__Task requirements__
The records beneath should be printed exactly, and the pictures are to be left out.

__Records supplied__
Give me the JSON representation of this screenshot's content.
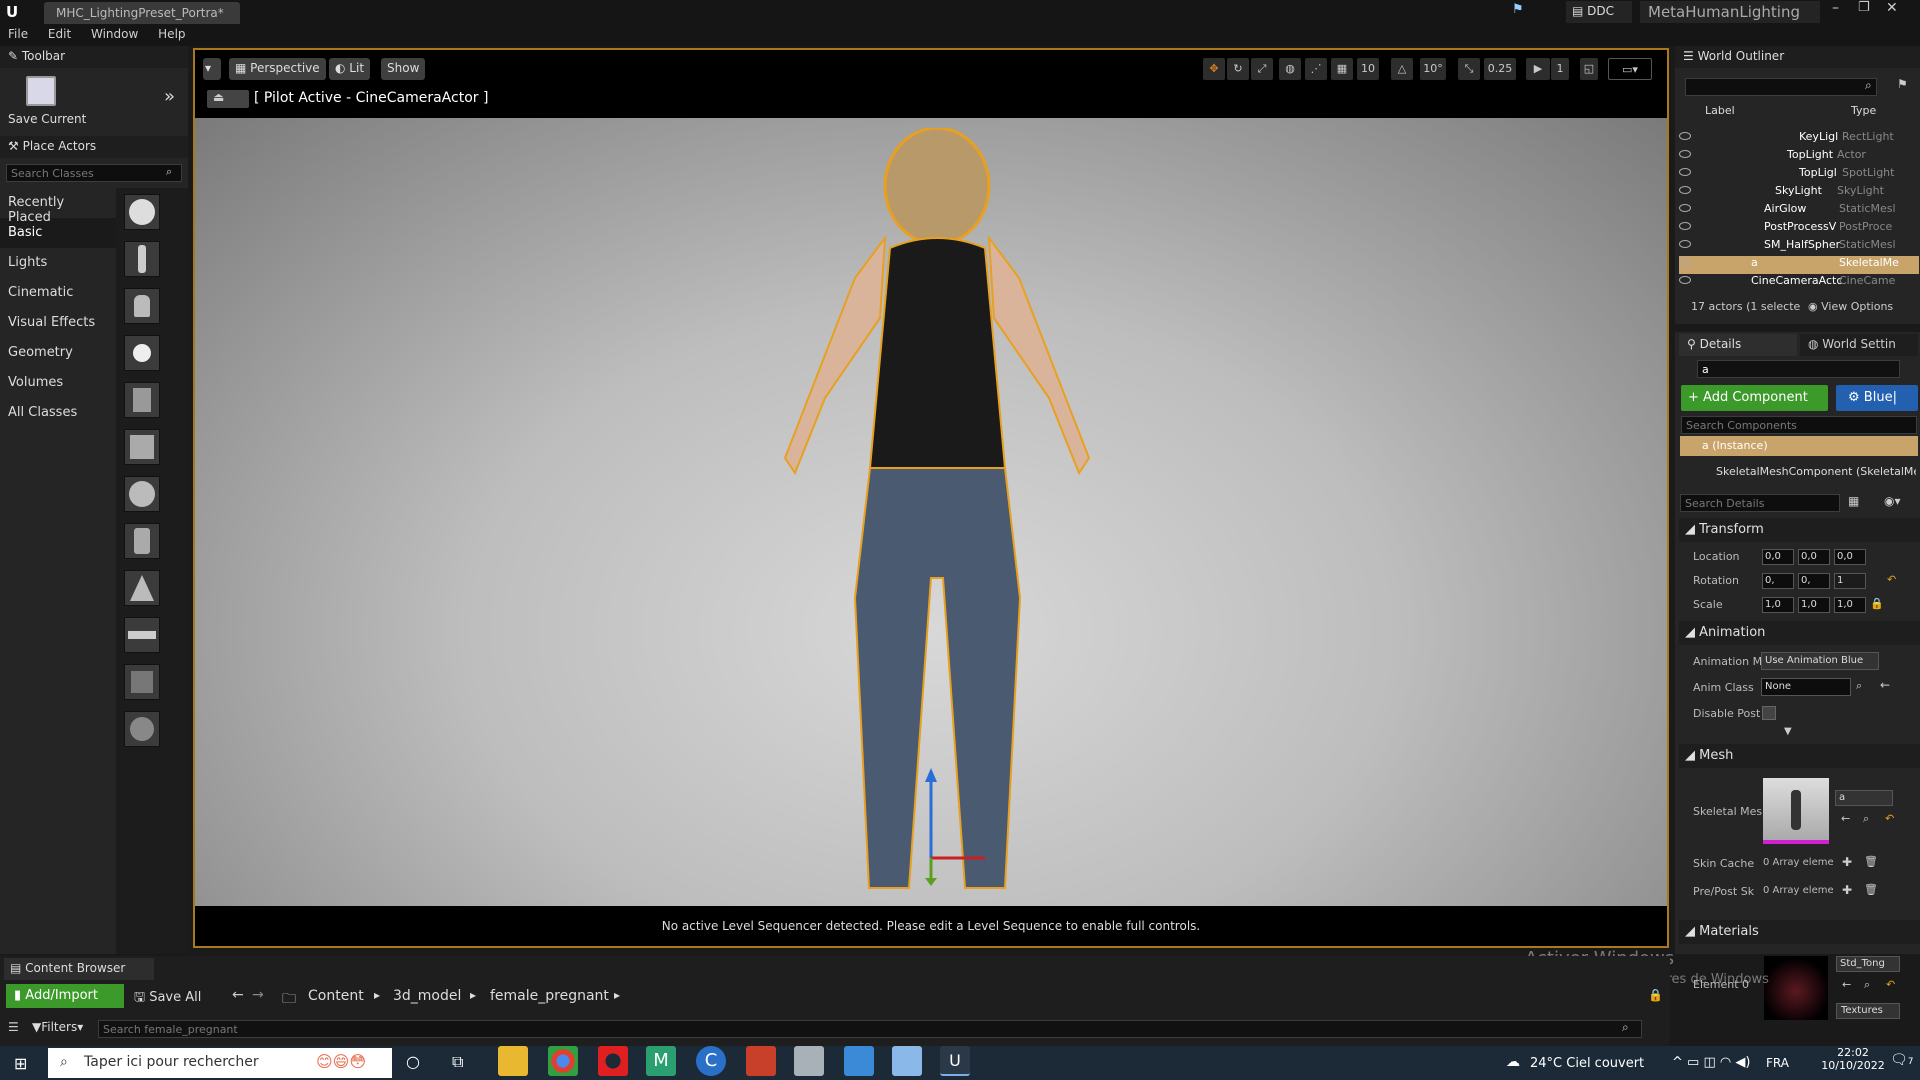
{
  "title_tab": "MHC_LightingPreset_Portra*",
  "app_label": "MetaHumanLighting",
  "ddc_label": "DDC",
  "menu": [
    "File",
    "Edit",
    "Window",
    "Help"
  ],
  "toolbar": {
    "title": "Toolbar",
    "save_label": "Save Current"
  },
  "place_actors": {
    "title": "Place Actors",
    "search_placeholder": "Search Classes",
    "categories": [
      "Recently Placed",
      "Basic",
      "Lights",
      "Cinematic",
      "Visual Effects",
      "Geometry",
      "Volumes",
      "All Classes"
    ],
    "selected": "Basic"
  },
  "viewport": {
    "perspective": "Perspective",
    "lit": "Lit",
    "show": "Show",
    "pilot": "[ Pilot Active - CineCameraActor ]",
    "grid_snap": "10",
    "rot_snap": "10°",
    "scale_snap": "0.25",
    "cam_speed": "1",
    "sequencer_msg": "No active Level Sequencer detected. Please edit a Level Sequence to enable full controls."
  },
  "outliner": {
    "title": "World Outliner",
    "col_label": "Label",
    "col_type": "Type",
    "rows": [
      {
        "label": "KeyLigl",
        "type": "RectLight"
      },
      {
        "label": "TopLight",
        "type": "Actor"
      },
      {
        "label": "TopLigl",
        "type": "SpotLight"
      },
      {
        "label": "SkyLight",
        "type": "SkyLight"
      },
      {
        "label": "AirGlow",
        "type": "StaticMesl"
      },
      {
        "label": "PostProcessV",
        "type": "PostProce"
      },
      {
        "label": "SM_HalfSpher",
        "type": "StaticMesl"
      },
      {
        "label": "a",
        "type": "SkeletalMe"
      },
      {
        "label": "CineCameraActc",
        "type": "CineCame"
      }
    ],
    "footer": "17 actors (1 selecte",
    "view_options": "View Options"
  },
  "details": {
    "tab": "Details",
    "world_tab": "World Settin",
    "name_value": "a",
    "add_component": "+ Add Component",
    "blueprint": "Blue|",
    "search_components": "Search Components",
    "instance": "a (Instance)",
    "component": "SkeletalMeshComponent (SkeletalMe",
    "search_details": "Search Details",
    "transform": "Transform",
    "location": "Location",
    "rotation": "Rotation",
    "scale": "Scale",
    "loc_vals": [
      "0,0",
      "0,0",
      "0,0"
    ],
    "rot_vals": [
      "0,",
      "0,",
      "1"
    ],
    "scale_vals": [
      "1,0",
      "1,0",
      "1,0"
    ],
    "animation": "Animation",
    "anim_mode": "Animation M",
    "anim_mode_val": "Use Animation Blue",
    "anim_class": "Anim Class",
    "anim_class_val": "None",
    "disable_post": "Disable Post",
    "mesh": "Mesh",
    "skeletal_mesh": "Skeletal Mes",
    "mesh_val": "a",
    "skin_cache": "Skin Cache",
    "array": "0 Array eleme",
    "prepost": "Pre/Post Sk",
    "materials": "Materials",
    "element": "Element 0",
    "mat_val": "Std_Tong",
    "textures": "Textures"
  },
  "watermark": {
    "line1": "Activer Windows",
    "line2": "Accédez aux paramètres de Windows"
  },
  "content_browser": {
    "title": "Content Browser",
    "add_import": "Add/Import",
    "save_all": "Save All",
    "path": [
      "Content",
      "3d_model",
      "female_pregnant"
    ],
    "filters": "Filters",
    "search_placeholder": "Search female_pregnant"
  },
  "taskbar": {
    "search": "Taper ici pour rechercher",
    "weather": "24°C  Ciel couvert",
    "lang": "FRA",
    "time": "22:02",
    "date": "10/10/2022",
    "notif_count": "7"
  }
}
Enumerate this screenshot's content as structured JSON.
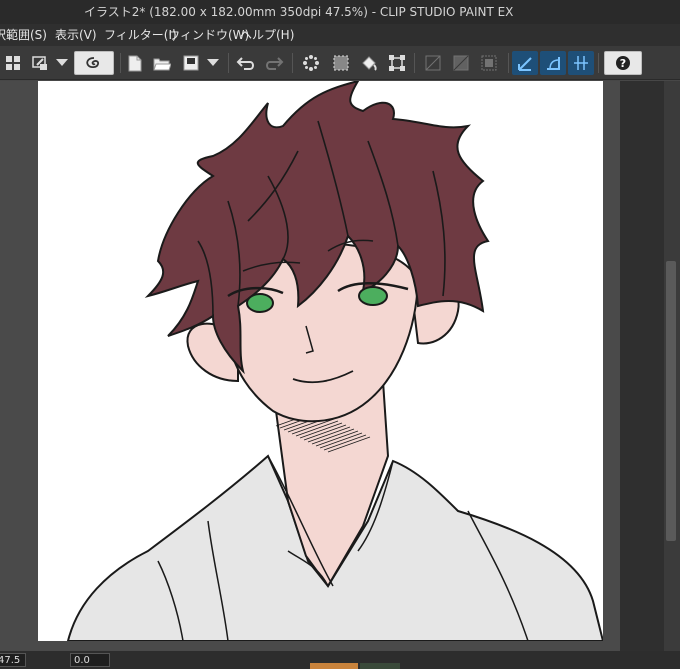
{
  "window": {
    "title": "イラスト2* (182.00 x 182.00mm 350dpi 47.5%)  - CLIP STUDIO PAINT EX"
  },
  "menu": [
    {
      "id": "selection",
      "label": "選択範囲(S)"
    },
    {
      "id": "view",
      "label": "表示(V)"
    },
    {
      "id": "filter",
      "label": "フィルター(I)"
    },
    {
      "id": "window",
      "label": "ウィンドウ(W)"
    },
    {
      "id": "help",
      "label": "ヘルプ(H)"
    }
  ],
  "toolbar_icons": [
    "layout-grid-icon",
    "screen-mode-icon",
    "dropdown-arrow-icon",
    "clip-studio-logo-icon",
    "new-file-icon",
    "open-folder-icon",
    "save-icon",
    "dropdown-arrow-icon",
    "undo-icon",
    "redo-icon",
    "clear-selection-icon",
    "select-all-icon",
    "fill-icon",
    "transform-icon",
    "grid-icon-1",
    "grid-icon-2",
    "grid-icon-3",
    "ruler-snap-icon",
    "special-ruler-snap-icon",
    "grid-snap-icon",
    "help-icon"
  ],
  "status": {
    "zoom": "47.5",
    "rotation": "0.0"
  },
  "colors": {
    "hair": "#6e3a42",
    "skin": "#f4d7d2",
    "eyes": "#4cae5e",
    "kimono": "#e6e6e6",
    "line": "#1a1a1a"
  }
}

__Response below__
Give me the JSON representation of this screenshot's content.
{
  "title_tab": "MHC_LightingPreset_Portra*",
  "app_label": "MetaHumanLighting",
  "ddc_label": "DDC",
  "menu": [
    "File",
    "Edit",
    "Window",
    "Help"
  ],
  "toolbar": {
    "title": "Toolbar",
    "save_label": "Save Current"
  },
  "place_actors": {
    "title": "Place Actors",
    "search_placeholder": "Search Classes",
    "categories": [
      "Recently Placed",
      "Basic",
      "Lights",
      "Cinematic",
      "Visual Effects",
      "Geometry",
      "Volumes",
      "All Classes"
    ],
    "selected": "Basic"
  },
  "viewport": {
    "perspective": "Perspective",
    "lit": "Lit",
    "show": "Show",
    "pilot": "[ Pilot Active - CineCameraActor ]",
    "grid_snap": "10",
    "rot_snap": "10°",
    "scale_snap": "0.25",
    "cam_speed": "1",
    "sequencer_msg": "No active Level Sequencer detected. Please edit a Level Sequence to enable full controls."
  },
  "outliner": {
    "title": "World Outliner",
    "col_label": "Label",
    "col_type": "Type",
    "rows": [
      {
        "label": "KeyLigl",
        "type": "RectLight"
      },
      {
        "label": "TopLight",
        "type": "Actor"
      },
      {
        "label": "TopLigl",
        "type": "SpotLight"
      },
      {
        "label": "SkyLight",
        "type": "SkyLight"
      },
      {
        "label": "AirGlow",
        "type": "StaticMesl"
      },
      {
        "label": "PostProcessV",
        "type": "PostProce"
      },
      {
        "label": "SM_HalfSpher",
        "type": "StaticMesl"
      },
      {
        "label": "a",
        "type": "SkeletalMe"
      },
      {
        "label": "CineCameraActc",
        "type": "CineCame"
      }
    ],
    "footer": "17 actors (1 selecte",
    "view_options": "View Options"
  },
  "details": {
    "tab": "Details",
    "world_tab": "World Settin",
    "name_value": "a",
    "add_component": "+ Add Component",
    "blueprint": "Blue|",
    "search_components": "Search Components",
    "instance": "a (Instance)",
    "component": "SkeletalMeshComponent (SkeletalMe",
    "search_details": "Search Details",
    "transform": "Transform",
    "location": "Location",
    "rotation": "Rotation",
    "scale": "Scale",
    "loc_vals": [
      "0,0",
      "0,0",
      "0,0"
    ],
    "rot_vals": [
      "0,",
      "0,",
      "1"
    ],
    "scale_vals": [
      "1,0",
      "1,0",
      "1,0"
    ],
    "animation": "Animation",
    "anim_mode": "Animation M",
    "anim_mode_val": "Use Animation Blue",
    "anim_class": "Anim Class",
    "anim_class_val": "None",
    "disable_post": "Disable Post",
    "mesh": "Mesh",
    "skeletal_mesh": "Skeletal Mes",
    "mesh_val": "a",
    "skin_cache": "Skin Cache",
    "array": "0 Array eleme",
    "prepost": "Pre/Post Sk",
    "materials": "Materials",
    "element": "Element 0",
    "mat_val": "Std_Tong",
    "textures": "Textures"
  },
  "watermark": {
    "line1": "Activer Windows",
    "line2": "Accédez aux paramètres de Windows"
  },
  "content_browser": {
    "title": "Content Browser",
    "add_import": "Add/Import",
    "save_all": "Save All",
    "path": [
      "Content",
      "3d_model",
      "female_pregnant"
    ],
    "filters": "Filters",
    "search_placeholder": "Search female_pregnant"
  },
  "taskbar": {
    "search": "Taper ici pour rechercher",
    "weather": "24°C  Ciel couvert",
    "lang": "FRA",
    "time": "22:02",
    "date": "10/10/2022",
    "notif_count": "7"
  }
}
Enumerate this screenshot's content as structured JSON.
{
  "window": {
    "title": "イラスト2* (182.00 x 182.00mm 350dpi 47.5%)  - CLIP STUDIO PAINT EX"
  },
  "menu": [
    {
      "id": "selection",
      "label": "選択範囲(S)"
    },
    {
      "id": "view",
      "label": "表示(V)"
    },
    {
      "id": "filter",
      "label": "フィルター(I)"
    },
    {
      "id": "window",
      "label": "ウィンドウ(W)"
    },
    {
      "id": "help",
      "label": "ヘルプ(H)"
    }
  ],
  "toolbar_icons": [
    "layout-grid-icon",
    "screen-mode-icon",
    "dropdown-arrow-icon",
    "clip-studio-logo-icon",
    "new-file-icon",
    "open-folder-icon",
    "save-icon",
    "dropdown-arrow-icon",
    "undo-icon",
    "redo-icon",
    "clear-selection-icon",
    "select-all-icon",
    "fill-icon",
    "transform-icon",
    "grid-icon-1",
    "grid-icon-2",
    "grid-icon-3",
    "ruler-snap-icon",
    "special-ruler-snap-icon",
    "grid-snap-icon",
    "help-icon"
  ],
  "status": {
    "zoom": "47.5",
    "rotation": "0.0"
  },
  "colors": {
    "hair": "#6e3a42",
    "skin": "#f4d7d2",
    "eyes": "#4cae5e",
    "kimono": "#e6e6e6",
    "line": "#1a1a1a"
  }
}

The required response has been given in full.